Robert A. Scott, The Gothic Enterprise, A Guide to Understanding the Medieval Cathedral (University of California Press, 2003, pp. 292) has a special interest for me. Scott made Salisbury Cathedral his base of operations, while I grew up in the shadow of nearby Winchester Cathedral, whose beauty and grandeur had a formative influence on me. Gothic cathedrals became my great artistic interest, and I traveled all over Europe studying them. Scott did the same thing, with Salisbury as his starting point.

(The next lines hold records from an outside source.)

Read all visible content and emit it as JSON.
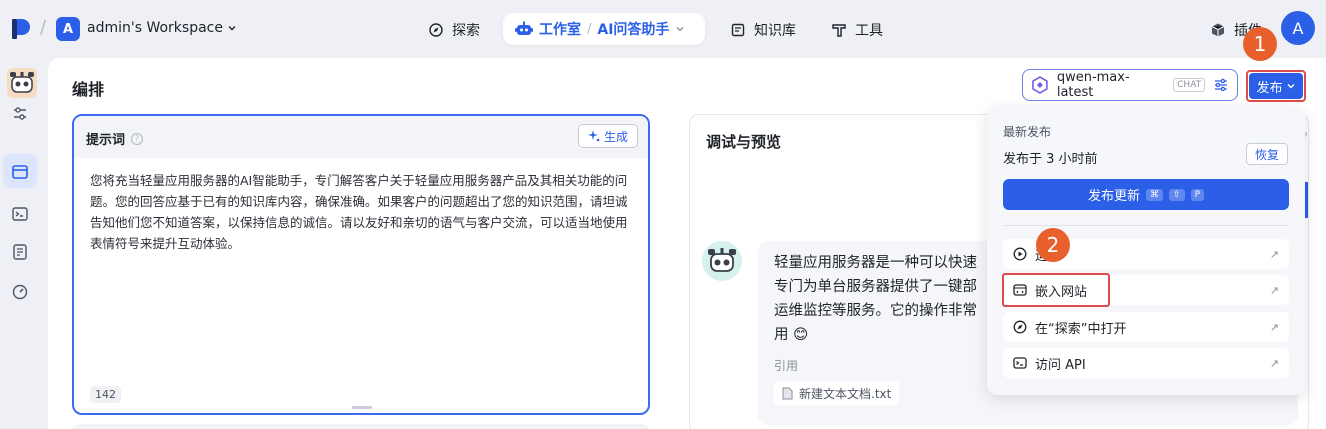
{
  "header": {
    "workspace_initial": "A",
    "workspace_name": "admin's Workspace",
    "nav": {
      "explore": "探索",
      "studio": "工作室",
      "app_name": "AI问答助手",
      "knowledge": "知识库",
      "tools": "工具",
      "plugins": "插件"
    },
    "user_initial": "A"
  },
  "main": {
    "title": "编排",
    "model": {
      "name": "qwen-max-latest",
      "tag": "CHAT"
    },
    "publish_label": "发布"
  },
  "prompt": {
    "title": "提示词",
    "help": "?",
    "generate_label": "生成",
    "text": "您将充当轻量应用服务器的AI智能助手，专门解答客户关于轻量应用服务器产品及其相关功能的问题。您的回答应基于已有的知识库内容，确保准确。如果客户的问题超出了您的知识范围，请坦诚告知他们您不知道答案，以保持信息的诚信。请以友好和亲切的语气与客户交流，可以适当地使用表情符号来提升互动体验。",
    "count": "142"
  },
  "debug": {
    "title": "调试与预览",
    "reply_lines": [
      "轻量应用服务器是一种可以快速",
      "专门为单台服务器提供了一键部",
      "运维监控等服务。它的操作非常",
      "用 😊"
    ],
    "ref_label": "引用",
    "ref_file": "新建文本文档.txt"
  },
  "dropdown": {
    "latest_label": "最新发布",
    "published_when": "发布于 3 小时前",
    "restore_label": "恢复",
    "update_label": "发布更新",
    "shortcut": [
      "⌘",
      "⇧",
      "P"
    ],
    "items": [
      {
        "label": "运行"
      },
      {
        "label": "嵌入网站"
      },
      {
        "label": "在“探索”中打开"
      },
      {
        "label": "访问 API"
      }
    ]
  },
  "annotations": {
    "step1": "1",
    "step2": "2"
  },
  "colors": {
    "primary": "#2b5fe8",
    "highlight": "#e04c4c",
    "badge": "#e8602c"
  }
}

The Stanford Alumni Association has a large travel program.  Years ago I approached the person in charge and proposed a tour of English cathedrals, with the days devoted to studying them, ending with evensong and its beautiful music. The travel lady sniffed and said "Stanford alumni are not interested in cathedrals". Once again, one of my bright ideas was thwarted.  Robert Scott then undertook the same enterprise, but doing it independently, so he was his own master.  He organized a group which went to Salisbury, and since its foundation it has prospered and become an institution. Scott is Associate Director (now Emeritus) of the Center for Advanced Study in the Behavioral Sciences at Stanford, which I can see from where I sit. I was delighted at his enterprise and loaned him a film of Salisbury for the lectures he was giving.

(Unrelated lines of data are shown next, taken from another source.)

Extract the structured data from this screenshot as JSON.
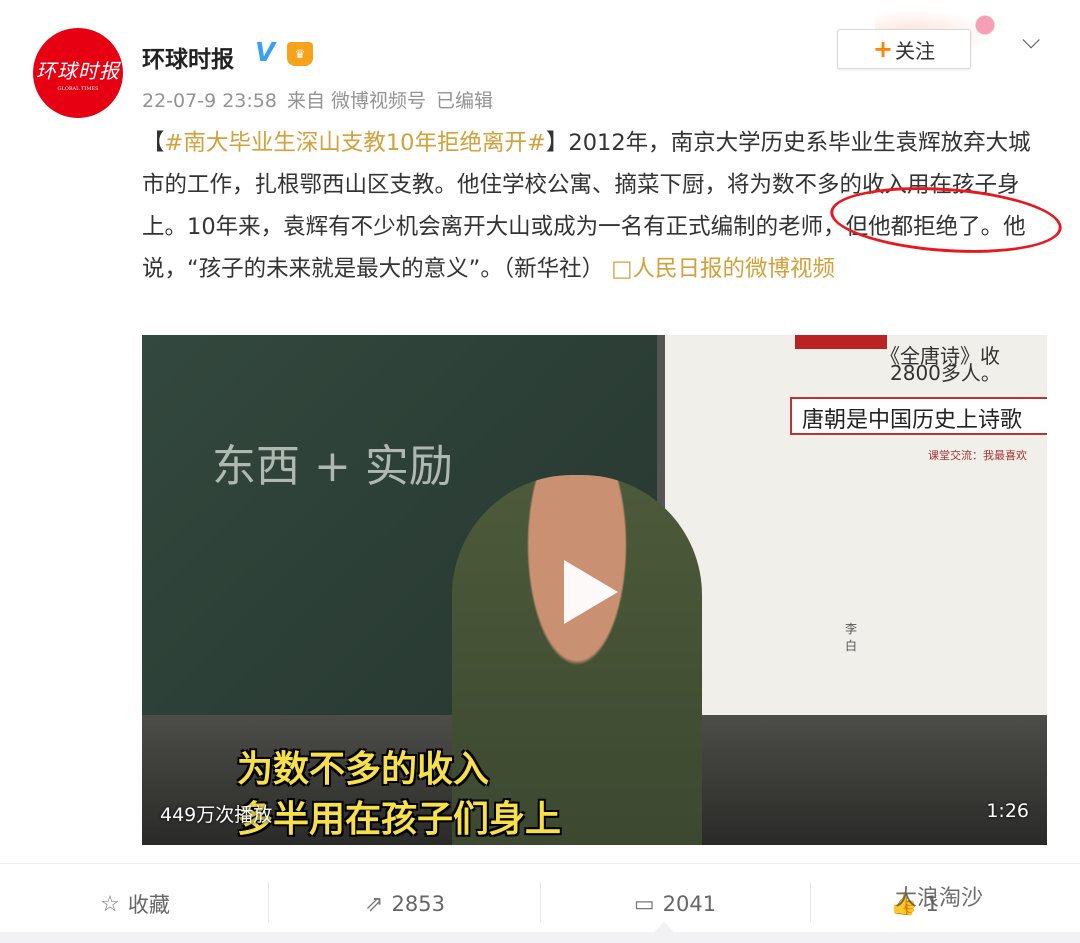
{
  "post": {
    "avatar_text": "环球时报",
    "avatar_sub": "GLOBAL TIMES",
    "author": "环球时报",
    "verified": "V",
    "timestamp": "22-07-9 23:58",
    "source": "来自 微博视频号",
    "edited": "已编辑",
    "follow_label": "关注",
    "follow_plus": "+",
    "bracket_open": "【",
    "hashtag": "#南大毕业生深山支教10年拒绝离开#",
    "bracket_close": "】",
    "body": "2012年，南京大学历史系毕业生袁辉放弃大城市的工作，扎根鄂西山区支教。他住学校公寓、摘菜下厨，将为数不多的收入用在孩子身上。10年来，袁辉有不少机会离开大山或成为一名有正式编制的老师，但他都拒绝了。他说，“孩子的未来就是最大的意义”。（新华社）",
    "link_icon": "□",
    "link_text": "人民日报的微博视频"
  },
  "video": {
    "chalk1": "东西 + 实励",
    "slide_line1": "《全唐诗》收",
    "slide_line2": "2800多人。",
    "slide_box": "唐朝是中国历史上诗歌",
    "slide_small": "课堂交流：我最喜欢",
    "slide_name": "李白",
    "subtitle1": "为数不多的收入",
    "subtitle2": "多半用在孩子们身上",
    "views": "449万次播放",
    "duration": "1:26"
  },
  "actions": {
    "favorite": "收藏",
    "repost": "2853",
    "comment": "2041",
    "like": "1",
    "watermark": "大浪淘沙"
  }
}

The book is special because Scott is not an art historian: He is a sociologist and therefore views cathedrals not just as structures but as part of a vibrant society. The book is divided into five parts: A Grand Undertaking (the title says "enterprise"), History, The Gothic Look, The Religious Experience and The Gothic Community. He freely uses the common term "Gothic", although it was originally a term of derision used in the neo-classical age to suggest barbarity; it has of course nothing to do with the Goths. Part V in particular, which begins with "Medieval Living Conditions", introduces us to the seamy side of the gothic communities, and helps explain the end of the great cathedral-building period. Stonehenge is near Salisbury, and Scott studies it as a prelude to church building.

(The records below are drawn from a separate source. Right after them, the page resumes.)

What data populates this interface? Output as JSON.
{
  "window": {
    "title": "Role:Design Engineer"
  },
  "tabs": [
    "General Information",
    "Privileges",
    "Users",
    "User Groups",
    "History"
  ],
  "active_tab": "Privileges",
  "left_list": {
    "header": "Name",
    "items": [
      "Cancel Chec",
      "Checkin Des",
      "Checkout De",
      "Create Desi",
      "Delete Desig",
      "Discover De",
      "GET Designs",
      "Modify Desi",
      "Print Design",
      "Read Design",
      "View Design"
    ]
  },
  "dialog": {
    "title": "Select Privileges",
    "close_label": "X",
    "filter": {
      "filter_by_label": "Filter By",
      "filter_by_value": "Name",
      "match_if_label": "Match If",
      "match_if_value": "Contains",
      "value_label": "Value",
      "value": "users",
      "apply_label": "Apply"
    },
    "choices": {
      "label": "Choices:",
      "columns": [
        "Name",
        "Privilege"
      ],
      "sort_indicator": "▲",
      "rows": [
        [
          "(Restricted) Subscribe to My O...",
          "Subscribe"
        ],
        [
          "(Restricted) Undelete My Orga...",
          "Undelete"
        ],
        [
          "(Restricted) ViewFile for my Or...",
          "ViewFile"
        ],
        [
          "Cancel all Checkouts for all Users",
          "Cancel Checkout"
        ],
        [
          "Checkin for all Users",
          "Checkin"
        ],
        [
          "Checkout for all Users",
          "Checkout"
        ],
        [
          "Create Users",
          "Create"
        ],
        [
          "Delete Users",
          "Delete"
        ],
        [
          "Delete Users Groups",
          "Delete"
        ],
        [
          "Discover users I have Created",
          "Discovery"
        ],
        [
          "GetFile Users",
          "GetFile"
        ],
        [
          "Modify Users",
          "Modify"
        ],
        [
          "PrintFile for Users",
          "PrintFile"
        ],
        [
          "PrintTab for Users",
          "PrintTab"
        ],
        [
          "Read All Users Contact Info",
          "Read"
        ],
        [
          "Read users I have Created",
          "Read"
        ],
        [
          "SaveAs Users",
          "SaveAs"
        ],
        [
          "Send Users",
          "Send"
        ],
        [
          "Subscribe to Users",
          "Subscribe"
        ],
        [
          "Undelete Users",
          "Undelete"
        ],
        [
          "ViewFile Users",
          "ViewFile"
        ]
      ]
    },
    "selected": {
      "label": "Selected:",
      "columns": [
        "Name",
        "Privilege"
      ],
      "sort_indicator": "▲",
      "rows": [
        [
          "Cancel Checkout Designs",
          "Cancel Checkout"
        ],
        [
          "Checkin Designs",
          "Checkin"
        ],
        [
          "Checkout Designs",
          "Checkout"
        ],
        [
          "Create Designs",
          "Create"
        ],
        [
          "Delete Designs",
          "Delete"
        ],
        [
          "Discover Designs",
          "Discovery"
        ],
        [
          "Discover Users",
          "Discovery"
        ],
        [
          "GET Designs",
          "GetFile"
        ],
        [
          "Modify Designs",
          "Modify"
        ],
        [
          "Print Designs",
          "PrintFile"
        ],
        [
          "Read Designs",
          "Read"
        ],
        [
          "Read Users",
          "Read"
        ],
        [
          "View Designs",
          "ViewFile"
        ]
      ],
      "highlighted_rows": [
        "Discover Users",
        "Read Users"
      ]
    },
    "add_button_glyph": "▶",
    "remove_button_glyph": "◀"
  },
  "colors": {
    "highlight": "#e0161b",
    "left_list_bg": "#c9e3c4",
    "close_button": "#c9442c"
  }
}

Ceiling of Wells Cathedral
Ceiling of Wells Cathedral

The book has many illustrations, sketches and maps. Its size is convenient for those who want to use it as a vade-mecum as they do the grand tour of cathedrals. What we need now is a new edition of coffee-table format with large type and colored photographs. The frontispiece would be the painting of Salisbury by Joseph Mallord William Turner. Larger pictures would allow the non-travelers to appreciate better the grandeur of the cathedrals, although that is a poor substitute for standing in awe within their great walls.

Ronald Hilton, Stanford University
Founder of the World Association of International Studies